09 March 2009

Plot relocated

Please believe me when I say that the hardest part about having a baby isn't the fatigue, losing your autonomy, having no time for yourself, putting your relationships and marriage on the back burner or being able to focus on nothing else in a 24-hour period except your baby, day after day, although these things are incredibly hard.

No - the really hard part is having to hear your heart's joy scream bloody murder all day long in a flat that looks like it has been leveled by the trampling feet of the four horses of the apocalypse because you are trying to reprogram him out of a bad sleeping habit that you yourself encouraged him to adopt in the first place.

I will say in our defense that it was the midwives and health visitors who made us feel like we were doing a good thing by letting our infant dictate his own routine, though as a certain baby guru wisely wrote: What does a baby know about good sleep practice? He's just a baby!
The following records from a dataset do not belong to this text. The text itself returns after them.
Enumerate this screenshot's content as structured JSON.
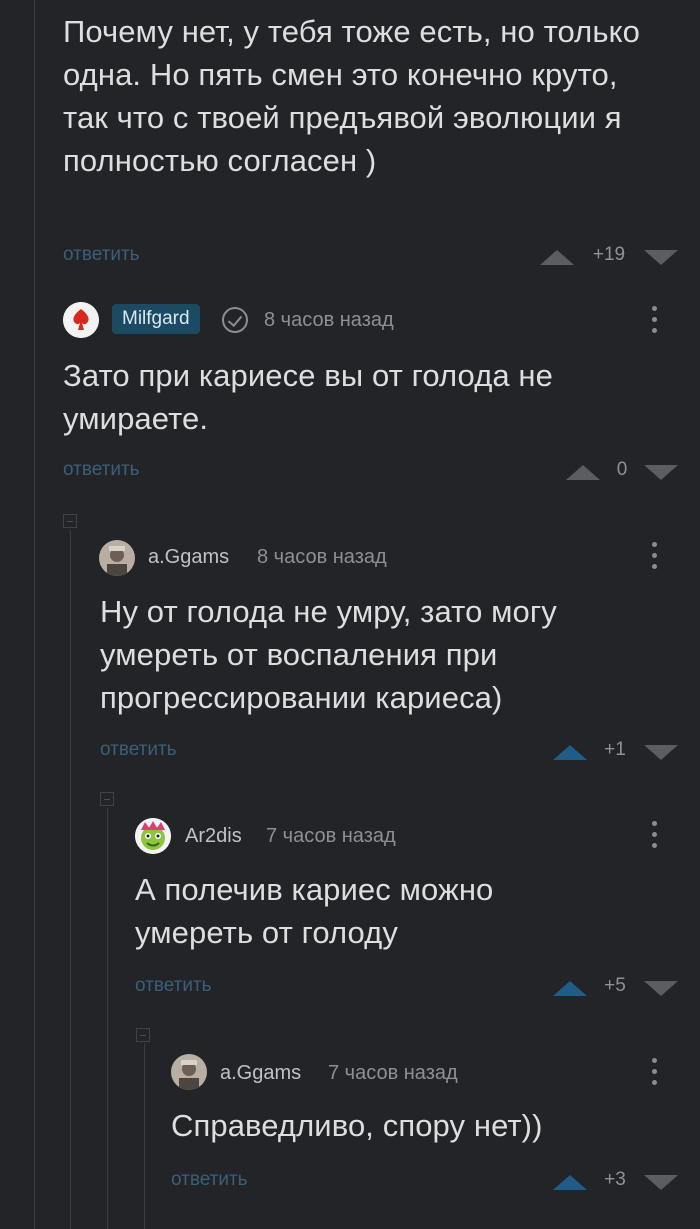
{
  "comments": [
    {
      "text": "Почему нет, у тебя тоже есть, но только одна. Но пять смен это конечно круто, так что с твоей предъявой эволюции я полностью согласен )",
      "reply_label": "ответить",
      "score": "+19"
    },
    {
      "author": "Milfgard",
      "time": "8 часов назад",
      "text": "Зато при кариесе вы от голода не умираете.",
      "reply_label": "ответить",
      "score": "0"
    },
    {
      "author": "a.Ggams",
      "time": "8 часов назад",
      "text": "Ну от голода не умру, зато могу умереть от воспаления при прогрессировании кариеса)",
      "reply_label": "ответить",
      "score": "+1"
    },
    {
      "author": "Ar2dis",
      "time": "7 часов назад",
      "text": "А полечив кариес можно умереть от голоду",
      "reply_label": "ответить",
      "score": "+5"
    },
    {
      "author": "a.Ggams",
      "time": "7 часов назад",
      "text": "Справедливо, спору нет))",
      "reply_label": "ответить",
      "score": "+3"
    }
  ],
  "colors": {
    "background": "#222427",
    "reply_link": "#3d5e78",
    "upvote_active": "#1f5c87",
    "author_badge": "#1c4a63"
  },
  "icons": [
    "milfgard-avatar-icon",
    "verified-check-icon",
    "user-avatar-icon",
    "menu-dots-icon",
    "upvote-icon",
    "downvote-icon",
    "collapse-icon"
  ]
}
Is it better to try and break bad habits long after they have been formed in the service of getting through those first few weeks together? We'll never know, but after hours of feeling like we were torturing our first born and taking turns at fleeing to the bedroom for a good cry ourselves, I can definitely say that it might have been worth taking a stab at some sort of routine from the outset.

It didn't occur to either of us that we were jumping into things a little too quickly until I found myself wanting a cigarette for the first time in over two years and Bruce was ringing up his sister in desperation. She said that what we were doing was valiant but that we should abandon our efforts for the time being, at least until after Hartley's jabs (which I'm taking him to get done today and again on Friday) and Bruce's stressful work period (he's having to oversee visits and meanwhile tie up loose ends before his week-long trip to Zambia next Tuesday). Once things are a bit more stable, she's going to come down to help us get the flat organised and then hold my hand while I begin the traumatic process of training him to sleep on his own.

My mother-in-law is coming to stay with us for a few days, I think just to give me a bit of a break and also to offer support, as sometimes the side-effects of inoculations is fever and I've never treated a baby for fever much less heard of the prescribed medication.

Hartley turns two months old on Wednesday, and rather than things calming down, it feels like we've all taken two giant steps back. I think that's just how it is, though, and it's something I'm going to have to get used to. There are lovely new things happening too, don't get me wrong, but they're a bit buried beneath stress at the moment.

1 comment:

Anonymous said...

The primary thing to remember when you're doing the sleep training is that he really is okay (despite the screams) and that you will all be happier and more well-rested once you get him used to sleeping alone/on a regular schedule.